* [PROBLEM DESCRIPTION] Your task is to retype every entry exactly while omitting the pictures.

* [GIVEN RECORDS]
··········

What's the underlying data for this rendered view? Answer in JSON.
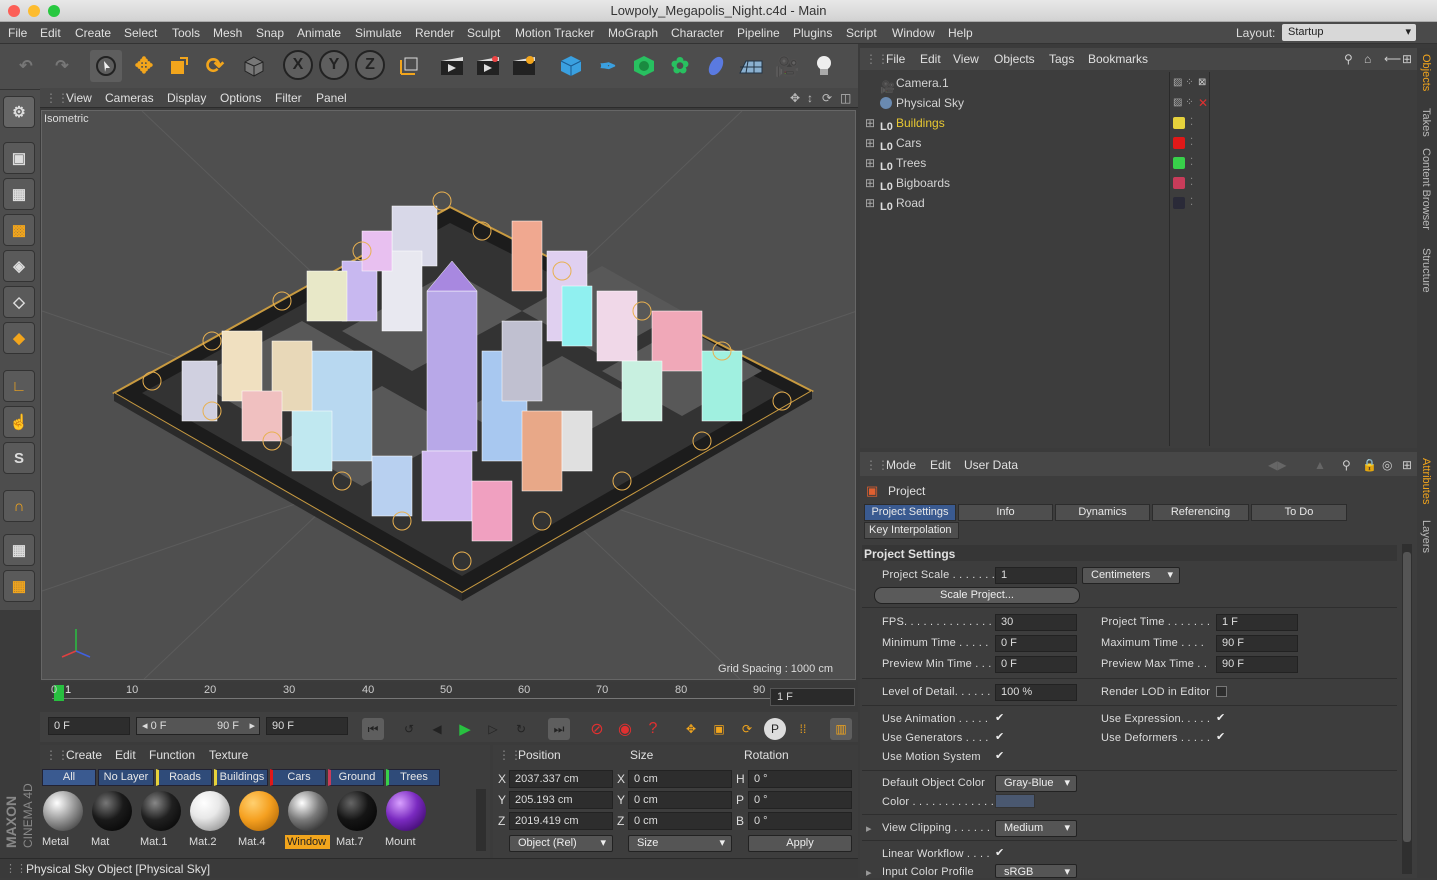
{
  "window": {
    "title": "Lowpoly_Megapolis_Night.c4d - Main"
  },
  "menu": [
    "File",
    "Edit",
    "Create",
    "Select",
    "Tools",
    "Mesh",
    "Snap",
    "Animate",
    "Simulate",
    "Render",
    "Sculpt",
    "Motion Tracker",
    "MoGraph",
    "Character",
    "Pipeline",
    "Plugins",
    "Script",
    "Window",
    "Help"
  ],
  "layout": {
    "label": "Layout:",
    "value": "Startup"
  },
  "axis_buttons": [
    "X",
    "Y",
    "Z"
  ],
  "viewport": {
    "menu": [
      "View",
      "Cameras",
      "Display",
      "Options",
      "Filter",
      "Panel"
    ],
    "projection": "Isometric",
    "grid_spacing": "Grid Spacing : 1000 cm"
  },
  "timeline": {
    "ticks": [
      "0",
      "10",
      "20",
      "30",
      "40",
      "50",
      "60",
      "70",
      "80",
      "90"
    ],
    "current_frame_mark": "1",
    "frame_display": "1 F"
  },
  "transport": {
    "start_field": "0 F",
    "range_min": "0 F",
    "range_max": "90 F",
    "end_field": "90 F"
  },
  "materials": {
    "menu": [
      "Create",
      "Edit",
      "Function",
      "Texture"
    ],
    "tabs": [
      "All",
      "No Layer",
      "Roads",
      "Buildings",
      "Cars",
      "Ground",
      "Trees"
    ],
    "items": [
      {
        "name": "Metal",
        "color": "#9a9a9a"
      },
      {
        "name": "Mat",
        "color": "#1a1a1a"
      },
      {
        "name": "Mat.1",
        "color": "#202020"
      },
      {
        "name": "Mat.2",
        "color": "#e8e8e8"
      },
      {
        "name": "Mat.4",
        "color": "#f5a020"
      },
      {
        "name": "Window",
        "color": "#7a7a7a",
        "selected": true
      },
      {
        "name": "Mat.7",
        "color": "#151515"
      },
      {
        "name": "Mount",
        "color": "#7a2ac0"
      }
    ]
  },
  "coordinates": {
    "headers": [
      "Position",
      "Size",
      "Rotation"
    ],
    "rows": [
      {
        "axis": "X",
        "pos": "2037.337 cm",
        "size_axis": "X",
        "size": "0 cm",
        "rot_axis": "H",
        "rot": "0 °"
      },
      {
        "axis": "Y",
        "pos": "205.193 cm",
        "size_axis": "Y",
        "size": "0 cm",
        "rot_axis": "P",
        "rot": "0 °"
      },
      {
        "axis": "Z",
        "pos": "2019.419 cm",
        "size_axis": "Z",
        "size": "0 cm",
        "rot_axis": "B",
        "rot": "0 °"
      }
    ],
    "mode": "Object (Rel)",
    "size_mode": "Size",
    "apply": "Apply"
  },
  "status": "Physical Sky Object [Physical Sky]",
  "objects": {
    "menu": [
      "File",
      "Edit",
      "View",
      "Objects",
      "Tags",
      "Bookmarks"
    ],
    "items": [
      {
        "name": "Camera.1",
        "color": "#d8d8d8",
        "layer": ""
      },
      {
        "name": "Physical Sky",
        "color": "#d8d8d8",
        "layer": ""
      },
      {
        "name": "Buildings",
        "color": "#e8c832",
        "layer": "#e6d23c"
      },
      {
        "name": "Cars",
        "color": "#d8d8d8",
        "layer": "#e01818"
      },
      {
        "name": "Trees",
        "color": "#d8d8d8",
        "layer": "#38d04a"
      },
      {
        "name": "Bigboards",
        "color": "#d8d8d8",
        "layer": "#c83c5a"
      },
      {
        "name": "Road",
        "color": "#d8d8d8",
        "layer": "#2a2a38"
      }
    ]
  },
  "attributes": {
    "menu": [
      "Mode",
      "Edit",
      "User Data"
    ],
    "object": "Project",
    "tabs": [
      "Project Settings",
      "Info",
      "Dynamics",
      "Referencing",
      "To Do",
      "Key Interpolation"
    ],
    "section": "Project Settings",
    "project_scale_label": "Project Scale . . . . . . .",
    "project_scale": "1",
    "scale_unit": "Centimeters",
    "scale_button": "Scale Project...",
    "fps_label": "FPS. . . . . . . . . . . . . . . .",
    "fps": "30",
    "project_time_label": "Project Time . . . . . . .",
    "project_time": "1 F",
    "min_time_label": "Minimum Time . . . . .",
    "min_time": "0 F",
    "max_time_label": "Maximum Time . . . .",
    "max_time": "90 F",
    "prev_min_label": "Preview Min Time . . .",
    "prev_min": "0 F",
    "prev_max_label": "Preview Max Time . .",
    "prev_max": "90 F",
    "lod_label": "Level of Detail. . . . . .",
    "lod": "100 %",
    "render_lod_label": "Render LOD in Editor",
    "use_animation": "Use Animation . . . . .",
    "use_expression": "Use Expression. . . . .",
    "use_generators": "Use Generators . . . .",
    "use_deformers": "Use Deformers . . . . .",
    "use_motion": "Use Motion System",
    "default_color_label": "Default Object Color",
    "default_color": "Gray-Blue",
    "color_label": "Color . . . . . . . . . . . . .",
    "view_clipping_label": "View Clipping . . . . . .",
    "view_clipping": "Medium",
    "linear_label": "Linear Workflow . . . .",
    "input_profile_label": "Input Color Profile",
    "input_profile": "sRGB"
  },
  "side_tabs": [
    "Objects",
    "Takes",
    "Content Browser",
    "Structure",
    "Attributes",
    "Layers"
  ],
  "left_logo": "MAXON CINEMA 4D"
}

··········

* [EXERCISE ANSWER]
What's the underlying data for this rendered view? Answer in JSON.
{
  "window": {
    "title": "Lowpoly_Megapolis_Night.c4d - Main"
  },
  "menu": [
    "File",
    "Edit",
    "Create",
    "Select",
    "Tools",
    "Mesh",
    "Snap",
    "Animate",
    "Simulate",
    "Render",
    "Sculpt",
    "Motion Tracker",
    "MoGraph",
    "Character",
    "Pipeline",
    "Plugins",
    "Script",
    "Window",
    "Help"
  ],
  "layout": {
    "label": "Layout:",
    "value": "Startup"
  },
  "axis_buttons": [
    "X",
    "Y",
    "Z"
  ],
  "viewport": {
    "menu": [
      "View",
      "Cameras",
      "Display",
      "Options",
      "Filter",
      "Panel"
    ],
    "projection": "Isometric",
    "grid_spacing": "Grid Spacing : 1000 cm"
  },
  "timeline": {
    "ticks": [
      "0",
      "10",
      "20",
      "30",
      "40",
      "50",
      "60",
      "70",
      "80",
      "90"
    ],
    "current_frame_mark": "1",
    "frame_display": "1 F"
  },
  "transport": {
    "start_field": "0 F",
    "range_min": "0 F",
    "range_max": "90 F",
    "end_field": "90 F"
  },
  "materials": {
    "menu": [
      "Create",
      "Edit",
      "Function",
      "Texture"
    ],
    "tabs": [
      "All",
      "No Layer",
      "Roads",
      "Buildings",
      "Cars",
      "Ground",
      "Trees"
    ],
    "items": [
      {
        "name": "Metal",
        "color": "#9a9a9a"
      },
      {
        "name": "Mat",
        "color": "#1a1a1a"
      },
      {
        "name": "Mat.1",
        "color": "#202020"
      },
      {
        "name": "Mat.2",
        "color": "#e8e8e8"
      },
      {
        "name": "Mat.4",
        "color": "#f5a020"
      },
      {
        "name": "Window",
        "color": "#7a7a7a",
        "selected": true
      },
      {
        "name": "Mat.7",
        "color": "#151515"
      },
      {
        "name": "Mount",
        "color": "#7a2ac0"
      }
    ]
  },
  "coordinates": {
    "headers": [
      "Position",
      "Size",
      "Rotation"
    ],
    "rows": [
      {
        "axis": "X",
        "pos": "2037.337 cm",
        "size_axis": "X",
        "size": "0 cm",
        "rot_axis": "H",
        "rot": "0 °"
      },
      {
        "axis": "Y",
        "pos": "205.193 cm",
        "size_axis": "Y",
        "size": "0 cm",
        "rot_axis": "P",
        "rot": "0 °"
      },
      {
        "axis": "Z",
        "pos": "2019.419 cm",
        "size_axis": "Z",
        "size": "0 cm",
        "rot_axis": "B",
        "rot": "0 °"
      }
    ],
    "mode": "Object (Rel)",
    "size_mode": "Size",
    "apply": "Apply"
  },
  "status": "Physical Sky Object [Physical Sky]",
  "objects": {
    "menu": [
      "File",
      "Edit",
      "View",
      "Objects",
      "Tags",
      "Bookmarks"
    ],
    "items": [
      {
        "name": "Camera.1",
        "color": "#d8d8d8",
        "layer": ""
      },
      {
        "name": "Physical Sky",
        "color": "#d8d8d8",
        "layer": ""
      },
      {
        "name": "Buildings",
        "color": "#e8c832",
        "layer": "#e6d23c"
      },
      {
        "name": "Cars",
        "color": "#d8d8d8",
        "layer": "#e01818"
      },
      {
        "name": "Trees",
        "color": "#d8d8d8",
        "layer": "#38d04a"
      },
      {
        "name": "Bigboards",
        "color": "#d8d8d8",
        "layer": "#c83c5a"
      },
      {
        "name": "Road",
        "color": "#d8d8d8",
        "layer": "#2a2a38"
      }
    ]
  },
  "attributes": {
    "menu": [
      "Mode",
      "Edit",
      "User Data"
    ],
    "object": "Project",
    "tabs": [
      "Project Settings",
      "Info",
      "Dynamics",
      "Referencing",
      "To Do",
      "Key Interpolation"
    ],
    "section": "Project Settings",
    "project_scale_label": "Project Scale . . . . . . .",
    "project_scale": "1",
    "scale_unit": "Centimeters",
    "scale_button": "Scale Project...",
    "fps_label": "FPS. . . . . . . . . . . . . . . .",
    "fps": "30",
    "project_time_label": "Project Time . . . . . . .",
    "project_time": "1 F",
    "min_time_label": "Minimum Time . . . . .",
    "min_time": "0 F",
    "max_time_label": "Maximum Time . . . .",
    "max_time": "90 F",
    "prev_min_label": "Preview Min Time . . .",
    "prev_min": "0 F",
    "prev_max_label": "Preview Max Time . .",
    "prev_max": "90 F",
    "lod_label": "Level of Detail. . . . . .",
    "lod": "100 %",
    "render_lod_label": "Render LOD in Editor",
    "use_animation": "Use Animation . . . . .",
    "use_expression": "Use Expression. . . . .",
    "use_generators": "Use Generators . . . .",
    "use_deformers": "Use Deformers . . . . .",
    "use_motion": "Use Motion System",
    "default_color_label": "Default Object Color",
    "default_color": "Gray-Blue",
    "color_label": "Color . . . . . . . . . . . . .",
    "view_clipping_label": "View Clipping . . . . . .",
    "view_clipping": "Medium",
    "linear_label": "Linear Workflow . . . .",
    "input_profile_label": "Input Color Profile",
    "input_profile": "sRGB"
  },
  "side_tabs": [
    "Objects",
    "Takes",
    "Content Browser",
    "Structure",
    "Attributes",
    "Layers"
  ],
  "left_logo": "MAXON CINEMA 4D"
}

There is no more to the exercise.